The price difference governs the direction of the market and has a smaller effect on market momentum. However, the trading volume is a major influence on market momentum.
Force index (1) can be rather choppy, so it’s usually smoothed with an exponential moving average of varying length. For example, a 13-period Force Index is simply a 13-period exponential moving average of the 1-period Force Index.
However, other scales of action can be revealed with a longer or shorter time window for the moving average. Some traders, for example, employ a 60-day moving average of the 1-dayForce Index.
How to Interpret the Force Index
If the Force Index is
- negative, the market is bearish – the more negative the value, the greater the pessimism of bears.
- positive, the market is bullish – the more positive the value, the greater the optimism of bulls.
- near zero, the market is neutral – traders may want to sit on the sidelines.
If the Force Index is trending upwards, while the price continuously falls, then prices may reverse travel and start rising.
However, if the Force index falls day-by-day while prices rise, then a reversal may be forthcoming – the market could go into a downtrend.
Identify Short-Term Pullbacks
Traders often use the Force Index to identify short-term pullbacks. For example, let’s say that a 25-day Relative Strength Index predicts a long-term rising market. IF a 2-day Force index is negative, the market may be at a temporary bottom.
In this case, you may want to set a buy order that’s higher than the maximum price on the day that the two-day EMA drops below zero
Calculate the Force Index in Excel
Here’s a step- by-step guide to calculating this remarkable oscillator.
Step 1: Acquire your historical market data, and put it in a spreadsheet like so. Note that the close price is in Column E and the volume is in Column F.
Step 2: Calculate the 1-day Force index in Column G. This would simply be (E3-E2) x F3
Step 3: Assuming that you want to calculate a 3-day Force index, you’ll need to calculate the 3-day EMA of the data in Column G.
- In cell H5, first calculate the average of the first three values of Force Index (1). This is simply =AVERAGE(G3:G5)
- Then in cell H6, enter =G6*(2/4)+H5*(1-(2/4))
- Finally, copy cell H6 down
Automatically Chart Four Technical Indicators
This macro-powered Excel spreadsheet plots the Force index, Chaikin Oscillator, Accumulation-Distribution Line and On-Balance Volume for your chosen company. It downloads historical market OHLCV data from Yahoo Finance, and programmatically generates all the calculations and charts.
Simply enter a ticker symbol, two dates, the size of the EMA windows and click a button – all the plots and calculations update automatically.
Some clever behind-the-scenes coding does all the hard work.
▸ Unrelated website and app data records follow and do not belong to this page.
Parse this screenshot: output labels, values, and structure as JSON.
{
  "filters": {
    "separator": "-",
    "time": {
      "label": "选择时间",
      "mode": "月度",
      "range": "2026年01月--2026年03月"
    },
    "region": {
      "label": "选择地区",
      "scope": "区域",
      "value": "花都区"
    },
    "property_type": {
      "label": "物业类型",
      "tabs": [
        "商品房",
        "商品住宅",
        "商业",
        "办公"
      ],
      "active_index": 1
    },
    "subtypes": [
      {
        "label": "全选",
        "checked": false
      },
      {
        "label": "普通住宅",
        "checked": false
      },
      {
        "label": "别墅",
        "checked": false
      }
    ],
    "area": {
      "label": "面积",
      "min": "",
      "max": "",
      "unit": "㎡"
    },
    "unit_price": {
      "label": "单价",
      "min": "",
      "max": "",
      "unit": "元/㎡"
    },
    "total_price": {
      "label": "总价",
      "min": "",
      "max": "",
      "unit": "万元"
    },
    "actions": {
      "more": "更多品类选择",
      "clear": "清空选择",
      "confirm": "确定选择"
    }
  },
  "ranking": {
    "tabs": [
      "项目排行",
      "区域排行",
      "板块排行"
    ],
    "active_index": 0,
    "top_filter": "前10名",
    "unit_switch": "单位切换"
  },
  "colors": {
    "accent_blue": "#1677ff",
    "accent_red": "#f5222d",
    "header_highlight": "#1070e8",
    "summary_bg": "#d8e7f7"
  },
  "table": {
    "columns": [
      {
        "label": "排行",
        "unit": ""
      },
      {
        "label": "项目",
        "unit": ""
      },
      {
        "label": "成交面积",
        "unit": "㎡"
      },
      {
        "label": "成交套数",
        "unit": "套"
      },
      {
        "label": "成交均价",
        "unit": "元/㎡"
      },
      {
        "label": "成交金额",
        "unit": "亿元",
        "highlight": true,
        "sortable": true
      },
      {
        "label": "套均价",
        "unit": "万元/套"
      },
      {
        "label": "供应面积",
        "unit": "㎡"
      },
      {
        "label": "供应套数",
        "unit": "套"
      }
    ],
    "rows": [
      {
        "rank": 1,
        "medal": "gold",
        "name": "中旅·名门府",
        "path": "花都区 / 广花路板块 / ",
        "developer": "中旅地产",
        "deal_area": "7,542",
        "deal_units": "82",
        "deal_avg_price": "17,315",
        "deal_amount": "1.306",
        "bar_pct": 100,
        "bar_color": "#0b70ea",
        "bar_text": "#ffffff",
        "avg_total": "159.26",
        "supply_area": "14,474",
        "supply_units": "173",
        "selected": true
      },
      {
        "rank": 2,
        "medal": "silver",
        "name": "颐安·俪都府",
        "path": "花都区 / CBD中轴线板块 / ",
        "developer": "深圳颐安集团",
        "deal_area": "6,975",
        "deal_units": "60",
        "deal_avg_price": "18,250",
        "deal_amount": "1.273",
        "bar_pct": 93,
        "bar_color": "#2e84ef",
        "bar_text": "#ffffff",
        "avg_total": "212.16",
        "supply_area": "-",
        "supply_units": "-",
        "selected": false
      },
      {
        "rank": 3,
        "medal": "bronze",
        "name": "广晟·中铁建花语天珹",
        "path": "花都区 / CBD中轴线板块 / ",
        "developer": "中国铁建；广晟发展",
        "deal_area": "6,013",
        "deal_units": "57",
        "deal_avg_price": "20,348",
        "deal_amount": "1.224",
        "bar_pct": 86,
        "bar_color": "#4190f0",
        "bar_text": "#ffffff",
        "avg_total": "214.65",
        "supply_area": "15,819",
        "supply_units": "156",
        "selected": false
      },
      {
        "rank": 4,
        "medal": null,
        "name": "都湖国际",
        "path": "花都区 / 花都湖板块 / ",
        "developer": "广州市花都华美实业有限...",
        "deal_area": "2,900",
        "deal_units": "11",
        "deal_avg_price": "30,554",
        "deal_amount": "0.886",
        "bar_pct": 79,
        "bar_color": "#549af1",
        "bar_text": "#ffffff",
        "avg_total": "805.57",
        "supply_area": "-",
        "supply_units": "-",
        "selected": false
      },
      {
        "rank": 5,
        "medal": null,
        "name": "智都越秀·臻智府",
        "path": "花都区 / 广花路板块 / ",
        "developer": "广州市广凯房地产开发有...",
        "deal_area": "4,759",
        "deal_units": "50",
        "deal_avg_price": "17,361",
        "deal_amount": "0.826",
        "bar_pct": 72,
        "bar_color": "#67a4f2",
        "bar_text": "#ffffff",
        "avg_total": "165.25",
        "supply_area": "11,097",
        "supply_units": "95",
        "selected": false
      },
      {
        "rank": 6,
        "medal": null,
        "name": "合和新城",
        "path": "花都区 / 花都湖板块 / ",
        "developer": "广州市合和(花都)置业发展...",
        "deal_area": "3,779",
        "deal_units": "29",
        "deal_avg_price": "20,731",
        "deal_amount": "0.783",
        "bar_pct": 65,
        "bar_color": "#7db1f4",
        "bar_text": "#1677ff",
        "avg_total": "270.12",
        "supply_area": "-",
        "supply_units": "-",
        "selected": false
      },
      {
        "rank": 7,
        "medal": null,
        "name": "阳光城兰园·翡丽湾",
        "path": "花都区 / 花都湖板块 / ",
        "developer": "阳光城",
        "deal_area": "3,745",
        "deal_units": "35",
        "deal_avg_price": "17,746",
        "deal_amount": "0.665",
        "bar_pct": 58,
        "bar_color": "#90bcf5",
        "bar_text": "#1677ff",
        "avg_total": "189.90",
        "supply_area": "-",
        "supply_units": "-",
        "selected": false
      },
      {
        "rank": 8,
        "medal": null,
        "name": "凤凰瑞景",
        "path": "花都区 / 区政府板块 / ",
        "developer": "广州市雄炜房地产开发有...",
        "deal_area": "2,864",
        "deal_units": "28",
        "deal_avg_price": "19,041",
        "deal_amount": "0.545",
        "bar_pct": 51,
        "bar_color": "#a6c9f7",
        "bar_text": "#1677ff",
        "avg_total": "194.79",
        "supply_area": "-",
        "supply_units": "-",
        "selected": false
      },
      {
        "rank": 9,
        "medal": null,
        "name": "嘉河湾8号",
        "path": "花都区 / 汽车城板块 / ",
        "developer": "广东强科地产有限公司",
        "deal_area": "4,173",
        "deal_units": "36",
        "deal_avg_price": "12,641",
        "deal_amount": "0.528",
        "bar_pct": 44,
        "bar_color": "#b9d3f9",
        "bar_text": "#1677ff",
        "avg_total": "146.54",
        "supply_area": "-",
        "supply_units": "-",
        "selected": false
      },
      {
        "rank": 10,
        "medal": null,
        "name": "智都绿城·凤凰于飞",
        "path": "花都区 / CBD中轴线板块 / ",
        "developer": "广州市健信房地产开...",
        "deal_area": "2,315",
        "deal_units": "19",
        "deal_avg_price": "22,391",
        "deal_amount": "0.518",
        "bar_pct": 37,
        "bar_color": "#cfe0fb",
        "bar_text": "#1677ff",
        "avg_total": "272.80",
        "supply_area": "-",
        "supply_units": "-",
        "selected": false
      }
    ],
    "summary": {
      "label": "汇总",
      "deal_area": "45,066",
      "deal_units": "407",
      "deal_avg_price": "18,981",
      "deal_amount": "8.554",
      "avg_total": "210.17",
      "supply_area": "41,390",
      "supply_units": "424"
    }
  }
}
The VBA is fully viewable and editable.
If you like this free tool and want to motivate me to develop more free spreadsheets, please consider linking to http://investexcel.net.